4. Well-plan the meetings: Maybe the plan is to watch a movie about becoming a better man, having one of the guys in the group share their story, inviting in a guest speaker, etc. Early on, I used to try and wing-it, but making flexible plans at the very least will provide greater reason and purpose for everyone to keep coming back. Currently our LA group has grown so much, we meet as a big group once per month, and during that time I try to bring in a well-known speaker.
5. Find advisors: Back in college when we were starting our fraternity chapter, we had a Colony Advisory Board (CAB) to help us as we grew. If you don’t put together a board, at least find a mentor or an advisor who will be willing to help you if your quest is to establish a group. We are currently forming a group of advisors for our men’s group in LA, and I’ve already gotten some great ideas from a couple of them.
6. Sharpen each other: Iron sharpens iron because it’s abrasive and it whittles away the unnecessary material. What’s true friendship without tough conversations? There is no true friendship without accountability. As the recent fraternity racist chant at OU demonstrated, zero accountability leads to destruction. The only way men can become better men is when men are willing to point out what needs to be improved upon. Whether it’s quitting a bad habit like smoking or laziness, a true friend and a good group will help you to kick it.
7. Get involved: Once you have a group sharpening each other, go out and influence your community. Part of the mission of our men’s group in LA is to get guys involved in their church community and to help revitalize men’s ministries. What will your group do? Find something that aligns with the original group purpose.
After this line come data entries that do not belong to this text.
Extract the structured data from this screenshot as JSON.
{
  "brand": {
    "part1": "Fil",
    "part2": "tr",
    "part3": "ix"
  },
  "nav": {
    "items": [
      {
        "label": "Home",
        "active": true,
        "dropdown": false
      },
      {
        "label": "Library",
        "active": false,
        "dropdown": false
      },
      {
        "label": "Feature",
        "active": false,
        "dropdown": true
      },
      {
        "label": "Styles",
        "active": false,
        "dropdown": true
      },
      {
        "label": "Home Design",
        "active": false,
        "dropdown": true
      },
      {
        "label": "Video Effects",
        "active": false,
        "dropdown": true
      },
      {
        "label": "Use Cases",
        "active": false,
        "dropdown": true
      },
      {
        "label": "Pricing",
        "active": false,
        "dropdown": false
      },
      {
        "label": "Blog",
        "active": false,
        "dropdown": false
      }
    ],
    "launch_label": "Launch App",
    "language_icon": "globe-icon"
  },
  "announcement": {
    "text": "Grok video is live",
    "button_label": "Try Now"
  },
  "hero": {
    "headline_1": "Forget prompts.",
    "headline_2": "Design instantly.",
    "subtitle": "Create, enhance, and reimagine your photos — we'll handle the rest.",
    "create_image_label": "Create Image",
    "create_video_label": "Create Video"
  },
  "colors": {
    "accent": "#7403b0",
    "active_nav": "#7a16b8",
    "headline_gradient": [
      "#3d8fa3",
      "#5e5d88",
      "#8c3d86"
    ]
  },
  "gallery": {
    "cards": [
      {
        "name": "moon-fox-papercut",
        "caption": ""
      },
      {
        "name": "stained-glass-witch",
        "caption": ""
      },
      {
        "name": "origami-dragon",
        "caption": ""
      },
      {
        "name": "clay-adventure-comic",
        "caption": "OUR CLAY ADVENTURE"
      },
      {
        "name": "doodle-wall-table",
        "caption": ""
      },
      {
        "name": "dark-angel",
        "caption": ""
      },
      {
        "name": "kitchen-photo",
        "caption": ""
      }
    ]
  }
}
These are just a few thoughts on starting a group. Have you had success in starting one? Please share your ideas below.